■ Activity
Retype each entry verbatim. Do not include the images.

[Website and app data records]
- Opening Delimiter -

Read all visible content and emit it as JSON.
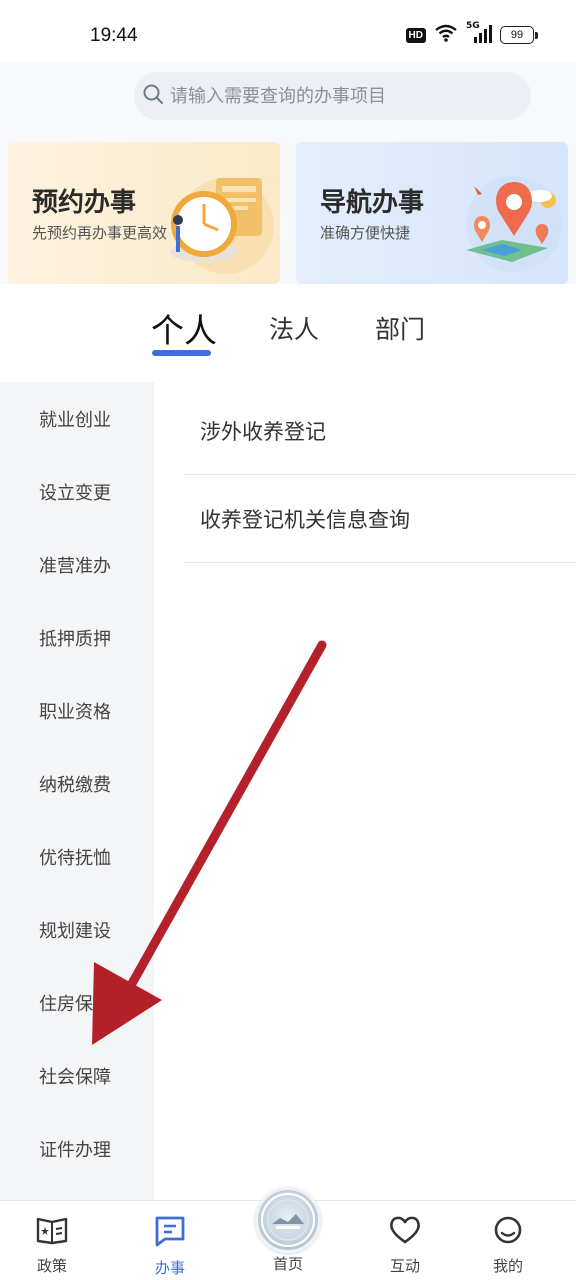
{
  "status_bar": {
    "time": "19:44",
    "hd": "HD",
    "network": "5G",
    "battery": "99"
  },
  "search": {
    "placeholder": "请输入需要查询的办事项目"
  },
  "banners": [
    {
      "title": "预约办事",
      "subtitle": "先预约再办事更高效",
      "icon": "clock-calendar-illustration"
    },
    {
      "title": "导航办事",
      "subtitle": "准确方便快捷",
      "icon": "map-pin-illustration"
    }
  ],
  "tabs": [
    {
      "label": "个人",
      "active": true
    },
    {
      "label": "法人",
      "active": false
    },
    {
      "label": "部门",
      "active": false
    }
  ],
  "categories": [
    "就业创业",
    "设立变更",
    "准营准办",
    "抵押质押",
    "职业资格",
    "纳税缴费",
    "优待抚恤",
    "规划建设",
    "住房保障",
    "社会保障",
    "证件办理"
  ],
  "items": [
    "涉外收养登记",
    "收养登记机关信息查询"
  ],
  "bottom_nav": [
    {
      "label": "政策",
      "icon": "policy-book-icon"
    },
    {
      "label": "办事",
      "icon": "task-document-icon",
      "active": true
    },
    {
      "label": "首页",
      "icon": "home-emblem-icon"
    },
    {
      "label": "互动",
      "icon": "heart-icon"
    },
    {
      "label": "我的",
      "icon": "user-icon"
    }
  ],
  "colors": {
    "accent": "#3f6fd6",
    "annotation_arrow": "#b5212a"
  }
}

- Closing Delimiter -

■ Result
Read all visible content and emit it as JSON.
{
  "status_bar": {
    "time": "19:44",
    "hd": "HD",
    "network": "5G",
    "battery": "99"
  },
  "search": {
    "placeholder": "请输入需要查询的办事项目"
  },
  "banners": [
    {
      "title": "预约办事",
      "subtitle": "先预约再办事更高效",
      "icon": "clock-calendar-illustration"
    },
    {
      "title": "导航办事",
      "subtitle": "准确方便快捷",
      "icon": "map-pin-illustration"
    }
  ],
  "tabs": [
    {
      "label": "个人",
      "active": true
    },
    {
      "label": "法人",
      "active": false
    },
    {
      "label": "部门",
      "active": false
    }
  ],
  "categories": [
    "就业创业",
    "设立变更",
    "准营准办",
    "抵押质押",
    "职业资格",
    "纳税缴费",
    "优待抚恤",
    "规划建设",
    "住房保障",
    "社会保障",
    "证件办理"
  ],
  "items": [
    "涉外收养登记",
    "收养登记机关信息查询"
  ],
  "bottom_nav": [
    {
      "label": "政策",
      "icon": "policy-book-icon"
    },
    {
      "label": "办事",
      "icon": "task-document-icon",
      "active": true
    },
    {
      "label": "首页",
      "icon": "home-emblem-icon"
    },
    {
      "label": "互动",
      "icon": "heart-icon"
    },
    {
      "label": "我的",
      "icon": "user-icon"
    }
  ],
  "colors": {
    "accent": "#3f6fd6",
    "annotation_arrow": "#b5212a"
  }
}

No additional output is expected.